Web page and app entries

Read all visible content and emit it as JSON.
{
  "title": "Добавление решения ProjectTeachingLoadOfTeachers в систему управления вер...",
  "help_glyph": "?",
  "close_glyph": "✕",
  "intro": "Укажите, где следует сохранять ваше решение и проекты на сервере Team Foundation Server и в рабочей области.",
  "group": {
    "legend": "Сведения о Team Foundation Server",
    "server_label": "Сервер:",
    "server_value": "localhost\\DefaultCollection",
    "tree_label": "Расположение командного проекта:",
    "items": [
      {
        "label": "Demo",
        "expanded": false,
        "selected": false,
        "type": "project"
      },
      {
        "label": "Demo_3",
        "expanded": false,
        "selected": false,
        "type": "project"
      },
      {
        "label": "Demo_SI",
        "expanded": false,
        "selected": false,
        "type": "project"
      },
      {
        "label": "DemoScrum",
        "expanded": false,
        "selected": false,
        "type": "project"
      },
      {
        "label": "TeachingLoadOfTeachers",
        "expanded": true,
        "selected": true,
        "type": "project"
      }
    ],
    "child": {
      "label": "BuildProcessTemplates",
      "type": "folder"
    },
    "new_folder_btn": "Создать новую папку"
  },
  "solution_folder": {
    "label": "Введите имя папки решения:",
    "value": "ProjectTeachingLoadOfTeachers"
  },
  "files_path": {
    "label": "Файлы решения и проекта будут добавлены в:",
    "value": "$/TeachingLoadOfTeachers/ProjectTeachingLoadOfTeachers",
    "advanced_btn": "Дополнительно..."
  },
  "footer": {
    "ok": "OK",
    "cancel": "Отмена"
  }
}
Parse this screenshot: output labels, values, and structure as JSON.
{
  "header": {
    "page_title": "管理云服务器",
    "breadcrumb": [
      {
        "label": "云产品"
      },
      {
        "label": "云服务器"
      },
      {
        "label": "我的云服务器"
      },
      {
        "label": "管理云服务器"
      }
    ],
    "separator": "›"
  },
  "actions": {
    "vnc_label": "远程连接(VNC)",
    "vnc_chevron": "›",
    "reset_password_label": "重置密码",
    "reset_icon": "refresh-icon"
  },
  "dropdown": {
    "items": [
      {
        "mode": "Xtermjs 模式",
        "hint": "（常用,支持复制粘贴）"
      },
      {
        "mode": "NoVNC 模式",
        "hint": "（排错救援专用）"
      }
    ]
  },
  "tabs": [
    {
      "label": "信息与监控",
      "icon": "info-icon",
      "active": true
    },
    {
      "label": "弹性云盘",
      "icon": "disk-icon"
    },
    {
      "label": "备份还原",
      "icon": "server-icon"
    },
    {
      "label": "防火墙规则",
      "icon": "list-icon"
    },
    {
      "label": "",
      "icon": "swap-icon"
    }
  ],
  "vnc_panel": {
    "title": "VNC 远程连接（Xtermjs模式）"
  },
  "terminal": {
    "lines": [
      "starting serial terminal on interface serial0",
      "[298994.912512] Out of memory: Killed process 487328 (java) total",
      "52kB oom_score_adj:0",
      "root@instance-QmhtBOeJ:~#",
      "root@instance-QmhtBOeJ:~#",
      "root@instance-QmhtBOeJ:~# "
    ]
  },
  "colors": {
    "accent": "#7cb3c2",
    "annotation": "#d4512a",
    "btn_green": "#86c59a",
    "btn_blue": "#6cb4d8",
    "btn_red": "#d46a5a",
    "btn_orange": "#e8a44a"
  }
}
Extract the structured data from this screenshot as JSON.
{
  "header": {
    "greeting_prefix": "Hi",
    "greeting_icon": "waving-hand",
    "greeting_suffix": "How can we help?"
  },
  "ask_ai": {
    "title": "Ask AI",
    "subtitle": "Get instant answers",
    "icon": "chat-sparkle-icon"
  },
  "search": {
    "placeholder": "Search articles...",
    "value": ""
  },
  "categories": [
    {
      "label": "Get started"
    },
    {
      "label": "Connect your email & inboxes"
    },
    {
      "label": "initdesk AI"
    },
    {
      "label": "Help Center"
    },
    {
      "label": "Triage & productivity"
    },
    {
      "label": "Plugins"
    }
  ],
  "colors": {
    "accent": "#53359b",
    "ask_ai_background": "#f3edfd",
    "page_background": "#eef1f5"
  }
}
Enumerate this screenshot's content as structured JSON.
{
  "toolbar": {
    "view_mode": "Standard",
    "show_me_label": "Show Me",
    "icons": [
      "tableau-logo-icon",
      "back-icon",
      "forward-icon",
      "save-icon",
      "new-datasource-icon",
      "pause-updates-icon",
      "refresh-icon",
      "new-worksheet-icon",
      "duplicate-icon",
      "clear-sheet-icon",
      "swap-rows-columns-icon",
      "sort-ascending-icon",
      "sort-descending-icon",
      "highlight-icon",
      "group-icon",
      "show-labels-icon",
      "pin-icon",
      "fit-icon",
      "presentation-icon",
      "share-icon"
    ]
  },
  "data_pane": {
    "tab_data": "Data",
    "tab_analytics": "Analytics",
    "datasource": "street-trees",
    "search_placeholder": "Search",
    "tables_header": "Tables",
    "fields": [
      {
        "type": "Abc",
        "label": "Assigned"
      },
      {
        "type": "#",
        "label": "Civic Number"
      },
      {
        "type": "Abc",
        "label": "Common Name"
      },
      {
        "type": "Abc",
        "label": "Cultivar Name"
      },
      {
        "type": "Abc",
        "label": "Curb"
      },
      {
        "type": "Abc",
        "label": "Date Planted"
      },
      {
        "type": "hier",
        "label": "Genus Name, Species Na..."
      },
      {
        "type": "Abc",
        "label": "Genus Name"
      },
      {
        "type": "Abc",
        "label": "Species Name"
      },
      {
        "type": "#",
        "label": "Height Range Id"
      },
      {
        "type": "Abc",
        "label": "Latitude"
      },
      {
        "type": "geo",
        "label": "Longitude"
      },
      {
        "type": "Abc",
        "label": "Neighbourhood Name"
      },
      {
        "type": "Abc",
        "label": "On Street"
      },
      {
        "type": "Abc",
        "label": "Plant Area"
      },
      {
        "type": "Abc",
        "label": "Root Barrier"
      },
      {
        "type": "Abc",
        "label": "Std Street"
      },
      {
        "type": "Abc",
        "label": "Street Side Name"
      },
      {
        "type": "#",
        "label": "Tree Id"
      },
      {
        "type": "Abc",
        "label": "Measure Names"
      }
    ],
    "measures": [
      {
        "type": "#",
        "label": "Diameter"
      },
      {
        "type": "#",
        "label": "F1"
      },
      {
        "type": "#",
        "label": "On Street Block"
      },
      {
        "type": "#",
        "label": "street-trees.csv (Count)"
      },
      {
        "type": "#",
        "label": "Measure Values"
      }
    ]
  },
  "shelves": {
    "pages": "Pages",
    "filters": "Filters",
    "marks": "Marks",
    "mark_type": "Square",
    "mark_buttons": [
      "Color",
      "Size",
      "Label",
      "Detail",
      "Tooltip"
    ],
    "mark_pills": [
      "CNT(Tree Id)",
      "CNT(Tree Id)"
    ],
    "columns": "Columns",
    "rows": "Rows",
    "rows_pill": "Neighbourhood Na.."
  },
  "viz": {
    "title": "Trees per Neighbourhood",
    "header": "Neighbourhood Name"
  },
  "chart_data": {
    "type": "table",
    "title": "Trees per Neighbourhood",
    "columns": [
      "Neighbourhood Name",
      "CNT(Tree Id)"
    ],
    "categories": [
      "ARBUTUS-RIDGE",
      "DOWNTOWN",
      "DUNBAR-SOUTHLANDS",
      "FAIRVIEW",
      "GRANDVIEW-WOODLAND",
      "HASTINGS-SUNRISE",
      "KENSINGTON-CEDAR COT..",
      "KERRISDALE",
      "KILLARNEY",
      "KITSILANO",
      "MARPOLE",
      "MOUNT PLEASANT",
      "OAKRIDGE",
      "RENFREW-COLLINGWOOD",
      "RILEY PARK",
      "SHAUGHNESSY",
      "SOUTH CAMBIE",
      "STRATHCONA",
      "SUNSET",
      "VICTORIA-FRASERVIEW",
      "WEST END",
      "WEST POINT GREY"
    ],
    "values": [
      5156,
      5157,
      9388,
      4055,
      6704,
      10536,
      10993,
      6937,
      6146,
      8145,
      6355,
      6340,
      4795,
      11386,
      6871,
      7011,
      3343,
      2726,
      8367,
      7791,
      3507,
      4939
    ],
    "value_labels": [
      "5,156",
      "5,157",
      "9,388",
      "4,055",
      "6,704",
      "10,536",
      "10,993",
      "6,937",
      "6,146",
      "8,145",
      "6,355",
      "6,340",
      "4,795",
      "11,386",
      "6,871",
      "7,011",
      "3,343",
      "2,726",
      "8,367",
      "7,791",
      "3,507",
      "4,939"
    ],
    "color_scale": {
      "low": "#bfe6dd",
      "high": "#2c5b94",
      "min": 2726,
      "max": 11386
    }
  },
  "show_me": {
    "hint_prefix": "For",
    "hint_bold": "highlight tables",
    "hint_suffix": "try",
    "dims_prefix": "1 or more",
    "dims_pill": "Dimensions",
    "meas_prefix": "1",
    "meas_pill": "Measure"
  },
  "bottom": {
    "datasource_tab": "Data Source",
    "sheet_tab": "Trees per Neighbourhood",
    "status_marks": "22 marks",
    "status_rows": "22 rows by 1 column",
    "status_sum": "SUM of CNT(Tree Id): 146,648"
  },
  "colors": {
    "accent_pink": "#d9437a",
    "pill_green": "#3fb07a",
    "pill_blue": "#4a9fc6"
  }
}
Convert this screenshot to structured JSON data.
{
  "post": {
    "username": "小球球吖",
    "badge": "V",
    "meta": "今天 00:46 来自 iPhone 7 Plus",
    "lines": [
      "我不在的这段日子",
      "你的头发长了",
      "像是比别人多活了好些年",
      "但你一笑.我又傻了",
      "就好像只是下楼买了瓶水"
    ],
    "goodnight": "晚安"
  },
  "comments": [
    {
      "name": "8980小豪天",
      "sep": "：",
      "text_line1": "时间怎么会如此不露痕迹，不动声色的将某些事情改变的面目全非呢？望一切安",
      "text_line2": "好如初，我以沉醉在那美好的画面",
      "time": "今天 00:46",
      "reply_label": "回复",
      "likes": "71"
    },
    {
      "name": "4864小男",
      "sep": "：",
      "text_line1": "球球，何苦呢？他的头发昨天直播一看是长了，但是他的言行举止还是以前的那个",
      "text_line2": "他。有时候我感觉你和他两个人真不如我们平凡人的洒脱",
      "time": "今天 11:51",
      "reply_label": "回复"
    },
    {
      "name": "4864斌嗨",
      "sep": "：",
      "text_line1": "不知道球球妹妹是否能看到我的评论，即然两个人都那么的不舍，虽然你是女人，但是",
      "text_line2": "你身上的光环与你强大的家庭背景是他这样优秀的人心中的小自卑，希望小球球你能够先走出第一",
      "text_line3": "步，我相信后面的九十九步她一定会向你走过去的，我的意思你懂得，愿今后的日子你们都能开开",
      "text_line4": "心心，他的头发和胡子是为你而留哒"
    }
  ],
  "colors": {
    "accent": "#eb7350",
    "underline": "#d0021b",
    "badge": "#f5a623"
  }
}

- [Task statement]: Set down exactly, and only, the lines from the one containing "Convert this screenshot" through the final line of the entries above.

- [Task response]:
Convert this screenshot to structured JSON data.
{
  "post": {
    "username": "小球球吖",
    "badge": "V",
    "meta": "今天 00:46 来自 iPhone 7 Plus",
    "lines": [
      "我不在的这段日子",
      "你的头发长了",
      "像是比别人多活了好些年",
      "但你一笑.我又傻了",
      "就好像只是下楼买了瓶水"
    ],
    "goodnight": "晚安"
  },
  "comments": [
    {
      "name": "8980小豪天",
      "sep": "：",
      "text_line1": "时间怎么会如此不露痕迹，不动声色的将某些事情改变的面目全非呢？望一切安",
      "text_line2": "好如初，我以沉醉在那美好的画面",
      "time": "今天 00:46",
      "reply_label": "回复",
      "likes": "71"
    },
    {
      "name": "4864小男",
      "sep": "：",
      "text_line1": "球球，何苦呢？他的头发昨天直播一看是长了，但是他的言行举止还是以前的那个",
      "text_line2": "他。有时候我感觉你和他两个人真不如我们平凡人的洒脱",
      "time": "今天 11:51",
      "reply_label": "回复"
    },
    {
      "name": "4864斌嗨",
      "sep": "：",
      "text_line1": "不知道球球妹妹是否能看到我的评论，即然两个人都那么的不舍，虽然你是女人，但是",
      "text_line2": "你身上的光环与你强大的家庭背景是他这样优秀的人心中的小自卑，希望小球球你能够先走出第一",
      "text_line3": "步，我相信后面的九十九步她一定会向你走过去的，我的意思你懂得，愿今后的日子你们都能开开",
      "text_line4": "心心，他的头发和胡子是为你而留哒"
    }
  ],
  "colors": {
    "accent": "#eb7350",
    "underline": "#d0021b",
    "badge": "#f5a623"
  }
}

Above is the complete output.